## What you are asked to do
Repeat the records below exactly, leaving out any pictures.

(Data excerpts)
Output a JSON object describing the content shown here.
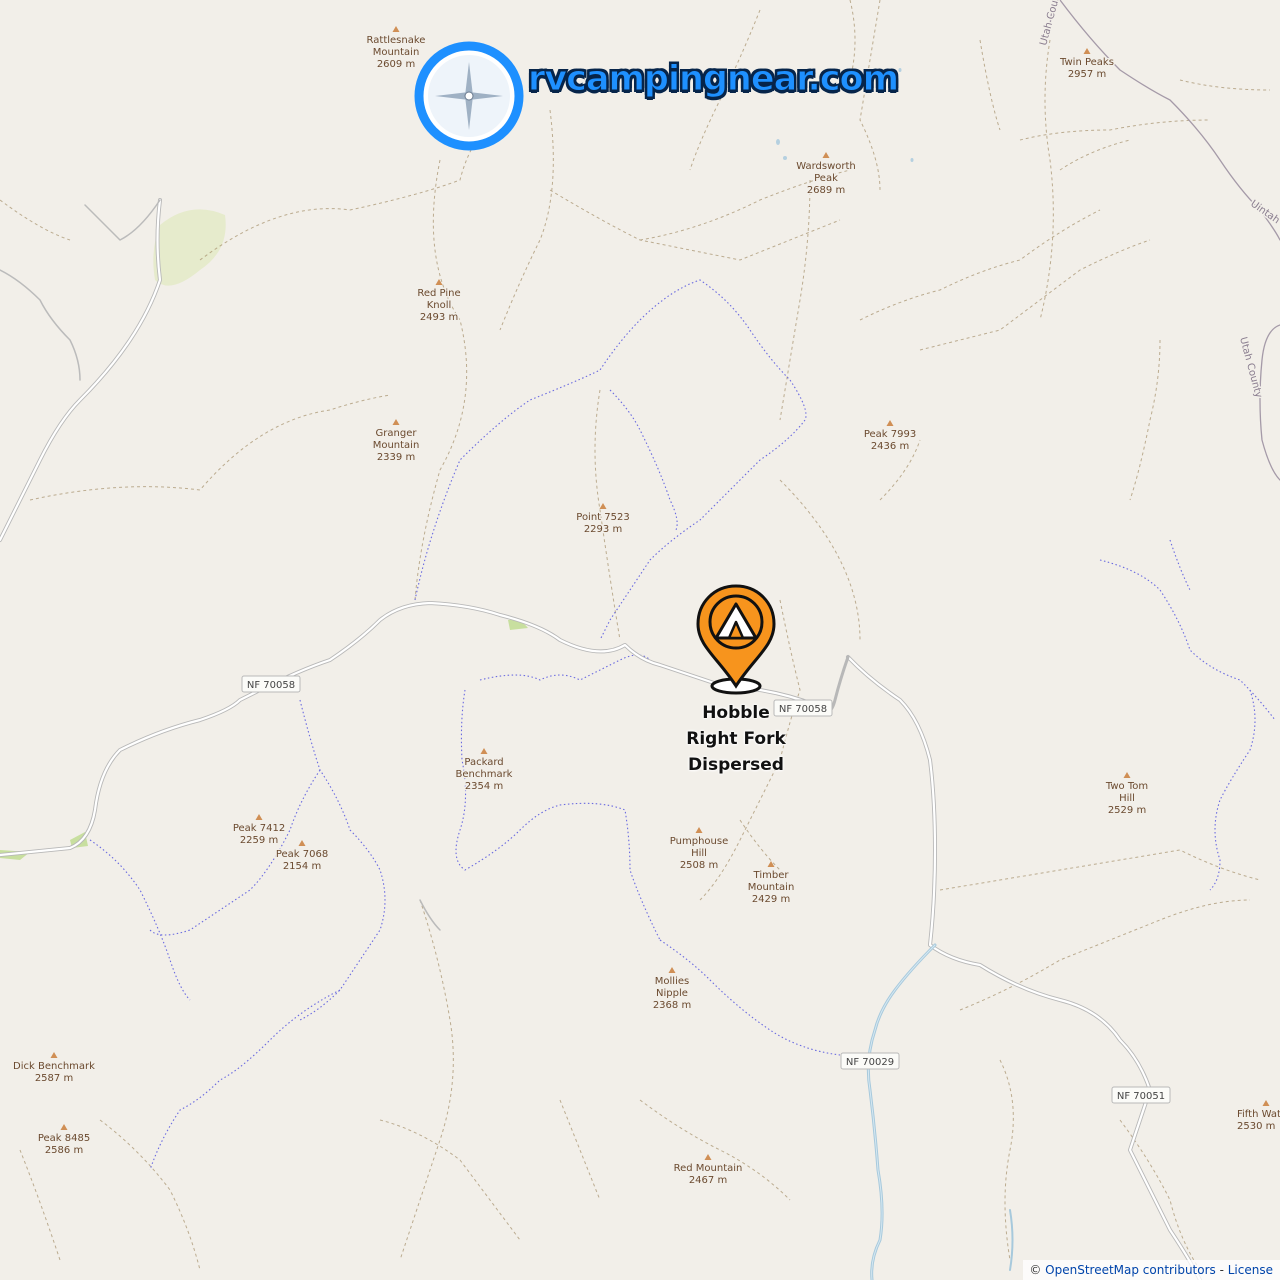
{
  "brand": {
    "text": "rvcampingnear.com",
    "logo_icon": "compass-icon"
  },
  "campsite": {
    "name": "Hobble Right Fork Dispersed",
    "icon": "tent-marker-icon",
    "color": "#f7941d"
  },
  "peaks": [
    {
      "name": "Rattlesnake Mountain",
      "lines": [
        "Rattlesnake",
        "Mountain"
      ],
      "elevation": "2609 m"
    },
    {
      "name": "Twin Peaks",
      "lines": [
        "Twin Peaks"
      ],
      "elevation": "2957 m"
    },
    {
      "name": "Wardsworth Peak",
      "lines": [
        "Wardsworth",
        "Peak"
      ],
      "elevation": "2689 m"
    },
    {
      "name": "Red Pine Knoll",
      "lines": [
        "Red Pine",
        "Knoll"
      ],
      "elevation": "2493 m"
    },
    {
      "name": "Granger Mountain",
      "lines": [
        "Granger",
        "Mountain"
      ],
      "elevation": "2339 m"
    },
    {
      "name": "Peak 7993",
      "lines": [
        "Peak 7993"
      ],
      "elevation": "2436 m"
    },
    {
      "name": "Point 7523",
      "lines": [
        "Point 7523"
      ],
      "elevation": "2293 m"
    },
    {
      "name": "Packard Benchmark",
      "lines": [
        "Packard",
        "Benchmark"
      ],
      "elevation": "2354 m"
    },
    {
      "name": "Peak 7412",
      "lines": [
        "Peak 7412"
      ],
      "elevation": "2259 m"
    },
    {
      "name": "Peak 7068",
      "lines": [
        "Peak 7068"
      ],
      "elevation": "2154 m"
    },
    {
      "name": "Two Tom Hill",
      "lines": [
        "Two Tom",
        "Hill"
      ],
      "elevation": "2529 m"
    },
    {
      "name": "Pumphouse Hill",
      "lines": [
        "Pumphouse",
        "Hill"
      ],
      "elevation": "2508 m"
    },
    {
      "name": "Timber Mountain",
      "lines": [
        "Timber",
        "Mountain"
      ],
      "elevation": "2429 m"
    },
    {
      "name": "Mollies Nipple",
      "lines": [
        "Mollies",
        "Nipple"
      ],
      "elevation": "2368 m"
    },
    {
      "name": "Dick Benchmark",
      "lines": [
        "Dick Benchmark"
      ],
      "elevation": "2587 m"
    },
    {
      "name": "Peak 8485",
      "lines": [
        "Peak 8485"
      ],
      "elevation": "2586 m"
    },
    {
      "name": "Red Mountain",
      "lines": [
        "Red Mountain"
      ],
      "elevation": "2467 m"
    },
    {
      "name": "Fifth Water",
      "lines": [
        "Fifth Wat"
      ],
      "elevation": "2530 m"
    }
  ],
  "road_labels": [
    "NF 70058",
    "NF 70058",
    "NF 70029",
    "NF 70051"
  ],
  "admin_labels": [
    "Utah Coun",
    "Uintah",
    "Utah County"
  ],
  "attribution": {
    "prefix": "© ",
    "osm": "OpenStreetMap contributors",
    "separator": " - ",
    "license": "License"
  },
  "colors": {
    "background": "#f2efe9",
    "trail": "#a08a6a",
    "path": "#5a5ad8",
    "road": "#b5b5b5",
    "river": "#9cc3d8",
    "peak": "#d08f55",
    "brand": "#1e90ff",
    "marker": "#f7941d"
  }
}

## Solved exercise
Output a JSON object describing the content shown here.
{
  "brand": {
    "text": "rvcampingnear.com",
    "logo_icon": "compass-icon"
  },
  "campsite": {
    "name": "Hobble Right Fork Dispersed",
    "icon": "tent-marker-icon",
    "color": "#f7941d"
  },
  "peaks": [
    {
      "name": "Rattlesnake Mountain",
      "lines": [
        "Rattlesnake",
        "Mountain"
      ],
      "elevation": "2609 m"
    },
    {
      "name": "Twin Peaks",
      "lines": [
        "Twin Peaks"
      ],
      "elevation": "2957 m"
    },
    {
      "name": "Wardsworth Peak",
      "lines": [
        "Wardsworth",
        "Peak"
      ],
      "elevation": "2689 m"
    },
    {
      "name": "Red Pine Knoll",
      "lines": [
        "Red Pine",
        "Knoll"
      ],
      "elevation": "2493 m"
    },
    {
      "name": "Granger Mountain",
      "lines": [
        "Granger",
        "Mountain"
      ],
      "elevation": "2339 m"
    },
    {
      "name": "Peak 7993",
      "lines": [
        "Peak 7993"
      ],
      "elevation": "2436 m"
    },
    {
      "name": "Point 7523",
      "lines": [
        "Point 7523"
      ],
      "elevation": "2293 m"
    },
    {
      "name": "Packard Benchmark",
      "lines": [
        "Packard",
        "Benchmark"
      ],
      "elevation": "2354 m"
    },
    {
      "name": "Peak 7412",
      "lines": [
        "Peak 7412"
      ],
      "elevation": "2259 m"
    },
    {
      "name": "Peak 7068",
      "lines": [
        "Peak 7068"
      ],
      "elevation": "2154 m"
    },
    {
      "name": "Two Tom Hill",
      "lines": [
        "Two Tom",
        "Hill"
      ],
      "elevation": "2529 m"
    },
    {
      "name": "Pumphouse Hill",
      "lines": [
        "Pumphouse",
        "Hill"
      ],
      "elevation": "2508 m"
    },
    {
      "name": "Timber Mountain",
      "lines": [
        "Timber",
        "Mountain"
      ],
      "elevation": "2429 m"
    },
    {
      "name": "Mollies Nipple",
      "lines": [
        "Mollies",
        "Nipple"
      ],
      "elevation": "2368 m"
    },
    {
      "name": "Dick Benchmark",
      "lines": [
        "Dick Benchmark"
      ],
      "elevation": "2587 m"
    },
    {
      "name": "Peak 8485",
      "lines": [
        "Peak 8485"
      ],
      "elevation": "2586 m"
    },
    {
      "name": "Red Mountain",
      "lines": [
        "Red Mountain"
      ],
      "elevation": "2467 m"
    },
    {
      "name": "Fifth Water",
      "lines": [
        "Fifth Wat"
      ],
      "elevation": "2530 m"
    }
  ],
  "road_labels": [
    "NF 70058",
    "NF 70058",
    "NF 70029",
    "NF 70051"
  ],
  "admin_labels": [
    "Utah Coun",
    "Uintah",
    "Utah County"
  ],
  "attribution": {
    "prefix": "© ",
    "osm": "OpenStreetMap contributors",
    "separator": " - ",
    "license": "License"
  },
  "colors": {
    "background": "#f2efe9",
    "trail": "#a08a6a",
    "path": "#5a5ad8",
    "road": "#b5b5b5",
    "river": "#9cc3d8",
    "peak": "#d08f55",
    "brand": "#1e90ff",
    "marker": "#f7941d"
  }
}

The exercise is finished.